Minimize Taxes. There are a number of strategies that can be used to minimize taxes being imposed on your heirs. While the federal estate tax exemption is $11.4 million per individual, states have estate taxes.  An estate planning attorney can help you minimize the tax impact of your estate.

Care for Minor Children. Families with minor children need a plan for care, if both parents should pass away. Without a will that names a guardian for young children, the court will appoint a guardian to raise a child. With a will, you can prevent the scenario of relatives squabbling over who should get custody of minor children.

Distributing Assets. If you have a will, you can say who you want to get what assets. If you don’t, the laws of your state will determine who gets what. You can also use trusts to control how and when assets are distributed, in case there are heirs who are unable to manage money.

Plan for Pets. In many states, you can create a Pet Trust and name a trustee to manage the money, while naming someone in your will who will be in charge of caring for your pet. Seniors are often reluctant to get a pet, because they are concerned that they will die before the pet. However, with an estate plan that includes a pet trust, you can protect your pet.

Reference: U.S. News & World Report (October 18, 2019) “5 Reasons to Make an Estate Plan”

Suggested Key Terms: Estate Plan, Pet Trust, Asset Distribution, Beneficiaries, Minor Children, Guardian, Probate

Power of Attorney: Why You’re Never Too Young

When that time comes, having a power of attorney is a critical document to have. The power of attorney is among a handful of estate planning documents that help with decision making when a person is too ill, injured or lacks the mental capacity to make their own decisions. The article, “Why you’re never too young for a power of attorney” from Lancaster Online, explains what these documents are, and what purpose they serve.

There are three basic power of attorney documents: financial, limited and health care.

You’re never too young or too old to have a power of attorney. If you don’t, a guardian must be appointed in a court proceeding, and they will make decisions for you. If the guardian who is appointed does not know you or your family, they may make decisions that you would not have wanted. Anyone over the age of 18 should have a power of attorney.

It’s never too early, but it could be too late. If you become incapacitated, you cannot sign a POA. Then your family is faced with needing to pursue guardianship and will not have the ability to make decisions on your behalf until that’s in place.

You’ll want to name someone you trust implicitly and who is also going to be available to make decisions when time is an issue.

For a medical or healthcare power of attorney, it is a great help if the person lives nearby and knows you well. For a financial power of attorney, the person may not need to live nearby, but they must be trustworthy and financially competent.

Always have back-up agents, so if your primary agent is unavailable or declines to serve, you have someone who can step in on your behalf.

You should also work with an estate planning attorney to create the power of attorney you need. You may want to assign select powers to a POA, like managing certain bank accounts but not the sale of your home, for instance. An estate planning attorney will be able to tailor the POA to your exact needs. They will also make sure to create a document that gives proper powers to the people you select. You want to ensure that you don’t create a POA that gives someone the ability to exploit you.

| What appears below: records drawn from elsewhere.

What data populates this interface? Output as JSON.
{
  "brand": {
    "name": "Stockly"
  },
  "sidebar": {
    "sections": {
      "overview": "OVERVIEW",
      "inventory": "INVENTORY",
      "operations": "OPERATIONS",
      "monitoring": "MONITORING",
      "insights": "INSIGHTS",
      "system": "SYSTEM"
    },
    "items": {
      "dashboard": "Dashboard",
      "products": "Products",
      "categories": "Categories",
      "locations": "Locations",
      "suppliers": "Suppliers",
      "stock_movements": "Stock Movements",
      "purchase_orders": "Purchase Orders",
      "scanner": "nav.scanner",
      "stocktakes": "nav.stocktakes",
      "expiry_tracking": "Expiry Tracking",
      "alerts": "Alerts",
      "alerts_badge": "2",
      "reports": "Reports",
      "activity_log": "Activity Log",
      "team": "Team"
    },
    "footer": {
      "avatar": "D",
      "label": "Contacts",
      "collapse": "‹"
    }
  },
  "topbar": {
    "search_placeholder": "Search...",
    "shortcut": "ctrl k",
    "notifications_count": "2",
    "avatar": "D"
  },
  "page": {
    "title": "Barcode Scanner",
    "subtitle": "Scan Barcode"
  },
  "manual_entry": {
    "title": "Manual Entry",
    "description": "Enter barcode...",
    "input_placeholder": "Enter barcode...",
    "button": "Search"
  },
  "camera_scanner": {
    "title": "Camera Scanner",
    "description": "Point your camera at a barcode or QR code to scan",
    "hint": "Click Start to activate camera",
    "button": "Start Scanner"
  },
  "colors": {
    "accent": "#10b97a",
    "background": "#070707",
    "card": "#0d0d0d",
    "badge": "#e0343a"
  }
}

Any of the POAs you have created should be updated on a fairly regular basis. Over time, laws change, or your personal situation may change. Review the documents at least annually to be sure that the people you have selected are still the people you want taking care of matters for you.

Most important of all, don’t wait to have a POA created. It’s an essential part of your estate plan, along with your last will and testament.  Our Homer Glen estate planning lawyers are here for you and your family.  May we help you?  Book a Call!

Reference: Lancaster Online (May 15, 2019) “Why you’re never too young for a power of attorney”